From the entries, copy every line that carries the string "time".

* EXTRACTED INFORMATION:
============================================================

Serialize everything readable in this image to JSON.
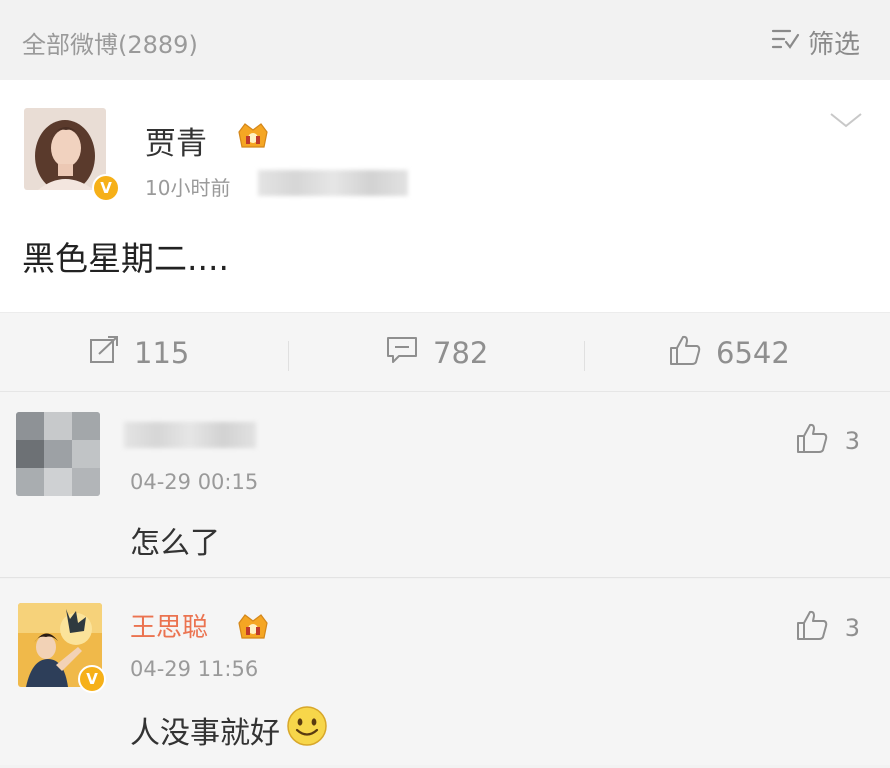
{
  "header": {
    "count_label": "全部微博(2889)",
    "filter_label": "筛选"
  },
  "post": {
    "author": "贾青",
    "time": "10小时前",
    "content": "黑色星期二....",
    "reposts": "115",
    "comments": "782",
    "likes": "6542"
  },
  "comments": [
    {
      "time": "04-29 00:15",
      "text": "怎么了",
      "likes": "3"
    },
    {
      "author": "王思聪",
      "time": "04-29 11:56",
      "text": "人没事就好",
      "likes": "3"
    }
  ],
  "colors": {
    "comment_author": "#eb7350",
    "verified_badge": "#f6b018",
    "muted_text": "#9a9a9a"
  },
  "icons": [
    "filter-icon",
    "chevron-down-icon",
    "repost-icon",
    "comment-icon",
    "thumbs-up-icon",
    "verified-icon",
    "vip-crown-icon",
    "smiley-icon"
  ]
}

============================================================

* WRITTEN REPLY:
    "time": "10小时前",
      "time": "04-29 00:15",
      "time": "04-29 11:56",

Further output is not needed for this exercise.